● Work to complete: Copy every line of the data that includes the string "Help".

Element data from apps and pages

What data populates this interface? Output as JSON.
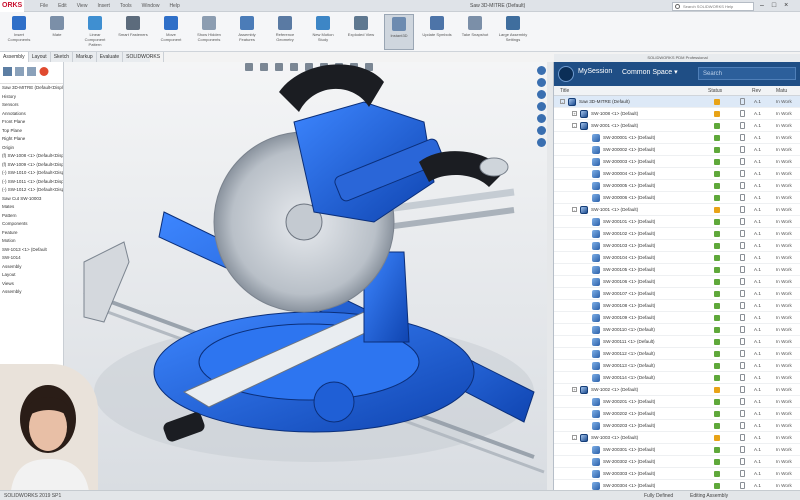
{
  "app": {
    "logo_text": "DS SOLIDWORKS",
    "logo_short": "ORKS"
  },
  "title_bar": {
    "menus": [
      "File",
      "Edit",
      "View",
      "Insert",
      "Tools",
      "Window",
      "Help"
    ],
    "doc_title": "Saw 3D-MITRE (Default)",
    "search_placeholder": "Search SOLIDWORKS Help",
    "window_controls": [
      "–",
      "□",
      "×"
    ]
  },
  "ribbon": {
    "buttons": [
      {
        "label": "Insert Components",
        "icon": "insert-component-icon"
      },
      {
        "label": "Mate",
        "icon": "mate-icon"
      },
      {
        "label": "Linear Component Pattern",
        "icon": "pattern-icon"
      },
      {
        "label": "Smart Fasteners",
        "icon": "fastener-icon"
      },
      {
        "label": "Move Component",
        "icon": "move-icon"
      },
      {
        "label": "Show Hidden Components",
        "icon": "show-hidden-icon"
      },
      {
        "label": "Assembly Features",
        "icon": "assembly-features-icon"
      },
      {
        "label": "Reference Geometry",
        "icon": "reference-geometry-icon"
      },
      {
        "label": "New Motion Study",
        "icon": "motion-study-icon"
      },
      {
        "label": "Exploded View",
        "icon": "exploded-view-icon"
      },
      {
        "label": "Instant3D",
        "icon": "instant3d-icon"
      },
      {
        "label": "Update Symbols",
        "icon": "update-symbols-icon"
      },
      {
        "label": "Take Snapshot",
        "icon": "snapshot-icon"
      },
      {
        "label": "Large Assembly Settings",
        "icon": "large-assembly-icon"
      }
    ],
    "active_index": 10
  },
  "command_tabs": [
    "Assembly",
    "Layout",
    "Sketch",
    "Markup",
    "Evaluate",
    "SOLIDWORKS Add-Ins"
  ],
  "feature_tree": {
    "lines": [
      "Saw 3D-MITRE (Default<Display",
      "History",
      "Sensors",
      "Annotations",
      "Front Plane",
      "Top Plane",
      "Right Plane",
      "Origin",
      "(f) SW-1008 <1> (Default<Disp",
      "(f) SW-1009 <1> (Default<Disp",
      "(-) SW-1010 <1> (Default<Disp",
      "(-) SW-1011 <1> (Default<Disp",
      "(-) SW-1012 <1> (Default<Disp",
      "Saw Cut SW-10003",
      "Mates",
      "Pattern",
      "Components",
      "Feature",
      "Motion",
      "SW-1013 <1> (Default",
      "SW-1014",
      "Assembly",
      "Layout",
      "Views",
      "Assembly"
    ]
  },
  "pdm": {
    "topbar_text": "SOLIDWORKS PDM Professional",
    "app_name": "MySession",
    "context": "Common Space",
    "search_placeholder": "Search",
    "columns": {
      "title": "Title",
      "status": "Status",
      "rev": "Rev",
      "maturity": "Matu"
    },
    "rows": [
      {
        "name": "Saw 3D-MITRE (Default)",
        "indent": 0,
        "type": "asm",
        "expand": "-",
        "status_color": "#e8a317",
        "rev": "A.1",
        "maturity": "In Work",
        "selected": true
      },
      {
        "name": "SW-1008 <1> (Default)",
        "indent": 1,
        "type": "asm",
        "expand": "+",
        "status_color": "#e8a317",
        "rev": "A.1",
        "maturity": "In Work"
      },
      {
        "name": "SW-2001 <1> (Default)",
        "indent": 1,
        "type": "asm",
        "expand": "-",
        "status_color": "#5fa83a",
        "rev": "A.1",
        "maturity": "In Work"
      },
      {
        "name": "SW-200001 <1> (Default)",
        "indent": 2,
        "type": "part",
        "expand": "",
        "status_color": "#5fa83a",
        "rev": "A.1",
        "maturity": "In Work"
      },
      {
        "name": "SW-200002 <1> (Default)",
        "indent": 2,
        "type": "part",
        "expand": "",
        "status_color": "#5fa83a",
        "rev": "A.1",
        "maturity": "In Work"
      },
      {
        "name": "SW-200003 <1> (Default)",
        "indent": 2,
        "type": "part",
        "expand": "",
        "status_color": "#5fa83a",
        "rev": "A.1",
        "maturity": "In Work"
      },
      {
        "name": "SW-200004 <1> (Default)",
        "indent": 2,
        "type": "part",
        "expand": "",
        "status_color": "#5fa83a",
        "rev": "A.1",
        "maturity": "In Work"
      },
      {
        "name": "SW-200005 <1> (Default)",
        "indent": 2,
        "type": "part",
        "expand": "",
        "status_color": "#5fa83a",
        "rev": "A.1",
        "maturity": "In Work"
      },
      {
        "name": "SW-200006 <1> (Default)",
        "indent": 2,
        "type": "part",
        "expand": "",
        "status_color": "#5fa83a",
        "rev": "A.1",
        "maturity": "In Work"
      },
      {
        "name": "SW-1001 <1> (Default)",
        "indent": 1,
        "type": "asm",
        "expand": "-",
        "status_color": "#e8a317",
        "rev": "A.1",
        "maturity": "In Work"
      },
      {
        "name": "SW-200101 <1> (Default)",
        "indent": 2,
        "type": "part",
        "expand": "",
        "status_color": "#5fa83a",
        "rev": "A.1",
        "maturity": "In Work"
      },
      {
        "name": "SW-200102 <1> (Default)",
        "indent": 2,
        "type": "part",
        "expand": "",
        "status_color": "#5fa83a",
        "rev": "A.1",
        "maturity": "In Work"
      },
      {
        "name": "SW-200103 <1> (Default)",
        "indent": 2,
        "type": "part",
        "expand": "",
        "status_color": "#5fa83a",
        "rev": "A.1",
        "maturity": "In Work"
      },
      {
        "name": "SW-200104 <1> (Default)",
        "indent": 2,
        "type": "part",
        "expand": "",
        "status_color": "#5fa83a",
        "rev": "A.1",
        "maturity": "In Work"
      },
      {
        "name": "SW-200105 <1> (Default)",
        "indent": 2,
        "type": "part",
        "expand": "",
        "status_color": "#5fa83a",
        "rev": "A.1",
        "maturity": "In Work"
      },
      {
        "name": "SW-200106 <1> (Default)",
        "indent": 2,
        "type": "part",
        "expand": "",
        "status_color": "#5fa83a",
        "rev": "A.1",
        "maturity": "In Work"
      },
      {
        "name": "SW-200107 <1> (Default)",
        "indent": 2,
        "type": "part",
        "expand": "",
        "status_color": "#5fa83a",
        "rev": "A.1",
        "maturity": "In Work"
      },
      {
        "name": "SW-200108 <1> (Default)",
        "indent": 2,
        "type": "part",
        "expand": "",
        "status_color": "#5fa83a",
        "rev": "A.1",
        "maturity": "In Work"
      },
      {
        "name": "SW-200109 <1> (Default)",
        "indent": 2,
        "type": "part",
        "expand": "",
        "status_color": "#5fa83a",
        "rev": "A.1",
        "maturity": "In Work"
      },
      {
        "name": "SW-200110 <1> (Default)",
        "indent": 2,
        "type": "part",
        "expand": "",
        "status_color": "#5fa83a",
        "rev": "A.1",
        "maturity": "In Work"
      },
      {
        "name": "SW-200111 <1> (Default)",
        "indent": 2,
        "type": "part",
        "expand": "",
        "status_color": "#5fa83a",
        "rev": "A.1",
        "maturity": "In Work"
      },
      {
        "name": "SW-200112 <1> (Default)",
        "indent": 2,
        "type": "part",
        "expand": "",
        "status_color": "#5fa83a",
        "rev": "A.1",
        "maturity": "In Work"
      },
      {
        "name": "SW-200113 <1> (Default)",
        "indent": 2,
        "type": "part",
        "expand": "",
        "status_color": "#5fa83a",
        "rev": "A.1",
        "maturity": "In Work"
      },
      {
        "name": "SW-200114 <1> (Default)",
        "indent": 2,
        "type": "part",
        "expand": "",
        "status_color": "#5fa83a",
        "rev": "A.1",
        "maturity": "In Work"
      },
      {
        "name": "SW-1002 <1> (Default)",
        "indent": 1,
        "type": "asm",
        "expand": "+",
        "status_color": "#e8a317",
        "rev": "A.1",
        "maturity": "In Work"
      },
      {
        "name": "SW-200201 <1> (Default)",
        "indent": 2,
        "type": "part",
        "expand": "",
        "status_color": "#5fa83a",
        "rev": "A.1",
        "maturity": "In Work"
      },
      {
        "name": "SW-200202 <1> (Default)",
        "indent": 2,
        "type": "part",
        "expand": "",
        "status_color": "#5fa83a",
        "rev": "A.1",
        "maturity": "In Work"
      },
      {
        "name": "SW-200203 <1> (Default)",
        "indent": 2,
        "type": "part",
        "expand": "",
        "status_color": "#5fa83a",
        "rev": "A.1",
        "maturity": "In Work"
      },
      {
        "name": "SW-1003 <1> (Default)",
        "indent": 1,
        "type": "asm",
        "expand": "-",
        "status_color": "#e8a317",
        "rev": "A.1",
        "maturity": "In Work"
      },
      {
        "name": "SW-200301 <1> (Default)",
        "indent": 2,
        "type": "part",
        "expand": "",
        "status_color": "#5fa83a",
        "rev": "A.1",
        "maturity": "In Work"
      },
      {
        "name": "SW-200302 <1> (Default)",
        "indent": 2,
        "type": "part",
        "expand": "",
        "status_color": "#5fa83a",
        "rev": "A.1",
        "maturity": "In Work"
      },
      {
        "name": "SW-200303 <1> (Default)",
        "indent": 2,
        "type": "part",
        "expand": "",
        "status_color": "#5fa83a",
        "rev": "A.1",
        "maturity": "In Work"
      },
      {
        "name": "SW-200304 <1> (Default)",
        "indent": 2,
        "type": "part",
        "expand": "",
        "status_color": "#5fa83a",
        "rev": "A.1",
        "maturity": "In Work"
      }
    ]
  },
  "statusbar": {
    "left": "SOLIDWORKS 2019 SP1",
    "middle": "Fully Defined",
    "right": "Editing Assembly"
  },
  "colors": {
    "accent": "#1f4e85",
    "model_blue": "#1a5fd0",
    "status_ok": "#5fa83a",
    "status_warn": "#e8a317"
  }
}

● Finished exercise:
      "Help"
    "search_placeholder": "Search SOLIDWORKS Help",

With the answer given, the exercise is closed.